Remote work is transforming the modern enterprise. Empowering people to get the job outside of the traditional office setting isn’t just allowing for better work/life balance for some people, it also helps companies reduce overhead, opens recruiting opportunities beyond geographical boundaries and can bolster employee retention. However, remote Agile and DevOps work – particularly when outsourcing talent – can lead to difficulties when trying to establish a strong sense of team and driving collaboration between employees, two issues that undermine the core requirements for agile and DevOps teams.
Organizations that rely on remote developers and want to transition to either agile or DevOps need to be proactive about creating a strong culture across remote workers. These five quick tips can help you create cohesion, even in the most complex remote dev teams.
1. Adjust recruitment and hiring
Establishing remote work policies creates new opportunities for recruitment and hiring. However, simply broadening your potential recruitment pool is just a starting point. Organizations must also:
- Develop a network of industry contacts to help them identify potential recruits in distant markets.
- Train human resources employees to manage interviews and similar hiring efforts through phone and video.
- Connect with third-party development specialists that can supplement your global teams.
- Assess cultural differences in work expectations and ensure you are adapting effectively when seeking talent.
Broadening your work strategies beyond the boundaries of the office creates new opportunities, and you can unlock them by taking a more strategic approach to recruitment and hiring.
2. Make performance expectations clear
Employees should have a clear idea of the company’s overarching goals and how their efforts fit into the big picture. This means not only communicating on high-level issues, but also for day-to-day projects.
In a report from the Society For Human Resource Management, industry expert Giselle Kovary explained that setting SMART – Specific, Measurable, Actionable, Relevant and Timely – goals can make it easier for managers and employees to establish a baseline for performance expectations. Furthermore, such a clear framework for evaluation enables all stakeholders to understand how their work fits into the larger scheme of a given project.
3. Take advantage of golden hours
DZone posited that as photographers have a few golden hours each day when light is just right, remote dev teams have a few hours where the vast majority of employees are likely going to be available to work. Managers should ensure that the most important, collaboration-heavy work is prioritized during these hours to keep projects running smoothly.

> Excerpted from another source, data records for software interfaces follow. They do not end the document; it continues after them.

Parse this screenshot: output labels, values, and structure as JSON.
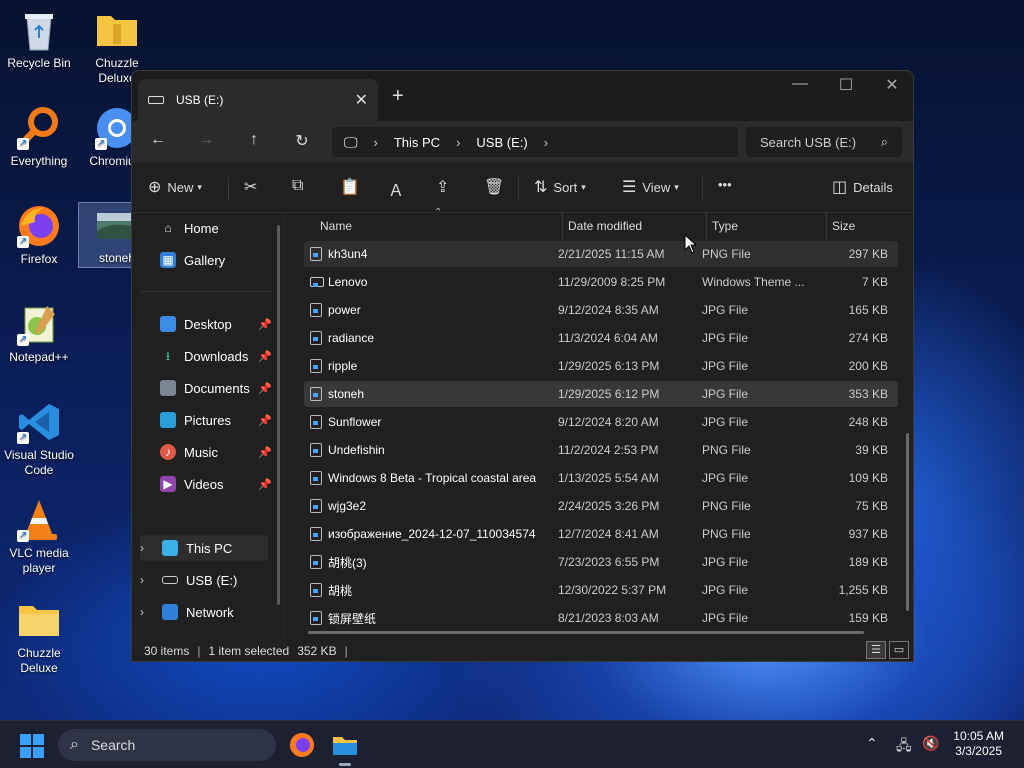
{
  "desktop": {
    "icons": [
      {
        "label": "Recycle Bin"
      },
      {
        "label": "Chuzzle Deluxe"
      },
      {
        "label": "Everything"
      },
      {
        "label": "Chromium"
      },
      {
        "label": "Firefox"
      },
      {
        "label": "stoneh"
      },
      {
        "label": "Notepad++"
      },
      {
        "label": "Visual Studio Code"
      },
      {
        "label": "VLC media player"
      },
      {
        "label": "Chuzzle Deluxe"
      }
    ]
  },
  "window": {
    "tab_title": "USB (E:)",
    "new_tab": "+",
    "address": {
      "root": "This PC",
      "drive": "USB (E:)"
    },
    "search_placeholder": "Search USB (E:)",
    "toolbar": {
      "new_label": "New",
      "sort_label": "Sort",
      "view_label": "View",
      "more_label": "•••",
      "details_label": "Details"
    },
    "sidebar": {
      "quick": [
        {
          "label": "Home"
        },
        {
          "label": "Gallery"
        }
      ],
      "pinned": [
        {
          "label": "Desktop"
        },
        {
          "label": "Downloads"
        },
        {
          "label": "Documents"
        },
        {
          "label": "Pictures"
        },
        {
          "label": "Music"
        },
        {
          "label": "Videos"
        }
      ],
      "tree": [
        {
          "label": "This PC"
        },
        {
          "label": "USB (E:)"
        },
        {
          "label": "Network"
        }
      ]
    },
    "columns": {
      "name": "Name",
      "date": "Date modified",
      "type": "Type",
      "size": "Size"
    },
    "files": [
      {
        "name": "kh3un4",
        "date": "2/21/2025 11:15 AM",
        "type": "PNG File",
        "size": "297 KB"
      },
      {
        "name": "Lenovo",
        "date": "11/29/2009 8:25 PM",
        "type": "Windows Theme ...",
        "size": "7 KB"
      },
      {
        "name": "power",
        "date": "9/12/2024 8:35 AM",
        "type": "JPG File",
        "size": "165 KB"
      },
      {
        "name": "radiance",
        "date": "11/3/2024 6:04 AM",
        "type": "JPG File",
        "size": "274 KB"
      },
      {
        "name": "ripple",
        "date": "1/29/2025 6:13 PM",
        "type": "JPG File",
        "size": "200 KB"
      },
      {
        "name": "stoneh",
        "date": "1/29/2025 6:12 PM",
        "type": "JPG File",
        "size": "353 KB"
      },
      {
        "name": "Sunflower",
        "date": "9/12/2024 8:20 AM",
        "type": "JPG File",
        "size": "248 KB"
      },
      {
        "name": "Undefishin",
        "date": "11/2/2024 2:53 PM",
        "type": "PNG File",
        "size": "39 KB"
      },
      {
        "name": "Windows 8 Beta - Tropical coastal area",
        "date": "1/13/2025 5:54 AM",
        "type": "JPG File",
        "size": "109 KB"
      },
      {
        "name": "wjg3e2",
        "date": "2/24/2025 3:26 PM",
        "type": "PNG File",
        "size": "75 KB"
      },
      {
        "name": "изображение_2024-12-07_110034574",
        "date": "12/7/2024 8:41 AM",
        "type": "PNG File",
        "size": "937 KB"
      },
      {
        "name": "胡桃(3)",
        "date": "7/23/2023 6:55 PM",
        "type": "JPG File",
        "size": "189 KB"
      },
      {
        "name": "胡桃",
        "date": "12/30/2022 5:37 PM",
        "type": "JPG File",
        "size": "1,255 KB"
      },
      {
        "name": "锁屏壁纸",
        "date": "8/21/2023 8:03 AM",
        "type": "JPG File",
        "size": "159 KB"
      }
    ],
    "status": {
      "items": "30 items",
      "selected": "1 item selected",
      "size": "352 KB"
    }
  },
  "taskbar": {
    "search_label": "Search",
    "time": "10:05 AM",
    "date": "3/3/2025"
  },
  "colors": {
    "accent": "#3aa0ff",
    "window_bg": "#202020",
    "selected_row": "#383838"
  }
}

4. Leverage automation to eliminate unnecessary manual work
Coordinating complex processes can be difficult with remote teams working across a variety of locations. However, organizations can simplify many workflows by automating repeatable activities, giving workers more time to focus on the tasks that do require more attention. For example, test automation with tools such as Katalon get code assessments finished quickly with minimal oversight, ensuring that none of your projects get held up because a developer is waiting for an update from a colleague who won’t even be available for a couple of hours.
5. Don’t overburden employees

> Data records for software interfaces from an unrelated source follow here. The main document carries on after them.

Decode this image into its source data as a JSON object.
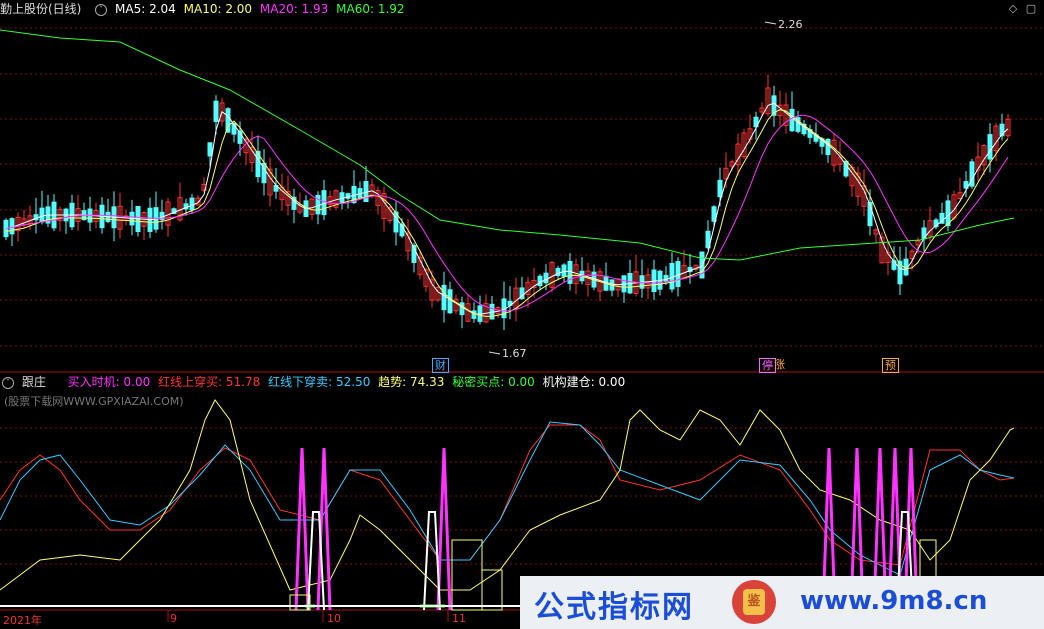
{
  "main_chart": {
    "title": "勤上股份(日线)",
    "indicators": [
      {
        "label": "MA5: 2.04",
        "color": "#ffffff"
      },
      {
        "label": "MA10: 2.00",
        "color": "#ffff66"
      },
      {
        "label": "MA20: 1.93",
        "color": "#ff33ff"
      },
      {
        "label": "MA60: 1.92",
        "color": "#33ff33"
      }
    ],
    "high_label": "2.26",
    "low_label": "1.67",
    "event_tags": [
      {
        "text": "财",
        "color": "#44aaff"
      },
      {
        "text": "停",
        "color": "#ff66ff"
      },
      {
        "text": "涨",
        "color": "#ffaa33"
      },
      {
        "text": "预",
        "color": "#ffaa33"
      }
    ]
  },
  "sub_chart": {
    "title": "跟庄",
    "watermark": "(股票下载网WWW.GPXIAZAI.COM)",
    "indicators": [
      {
        "label": "买入时机: 0.00",
        "color": "#ff33ff"
      },
      {
        "label": "红线上穿买: 51.78",
        "color": "#ff3333"
      },
      {
        "label": "红线下穿卖: 52.50",
        "color": "#33ccff"
      },
      {
        "label": "趋势: 74.33",
        "color": "#ffff66"
      },
      {
        "label": "秘密买点: 0.00",
        "color": "#33ff33"
      },
      {
        "label": "机构建仓: 0.00",
        "color": "#ffffff"
      }
    ]
  },
  "x_axis": {
    "labels": [
      "2021年",
      "9",
      "10",
      "11"
    ]
  },
  "banner": {
    "left_text": "公式指标网",
    "logo_text": "鉴",
    "right_text": "www.9m8.cn"
  },
  "colors": {
    "up": "#ff3232",
    "down": "#54ffff",
    "grid": "#7a1010",
    "background": "#000000"
  }
}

Collaboration is often among the first things to fall through the cracks when people are overworked. When your remote workers are too busy to talk with one another, your projects can fall apart. Strategic development outsourcing and consulting can help you offload some of the work burden. Furthermore, you could use a third-party development specialist to strategically bridge gaps between especially distant stakeholders, easing the communication burden.
At KMS Technology, we specialize in development in agile and DevOps environments and can help companies transitioning into new methodologies. Our solutions in test automation and DevOps offer companies a strong foundation for successful projects, regardless of how complex their workforce is.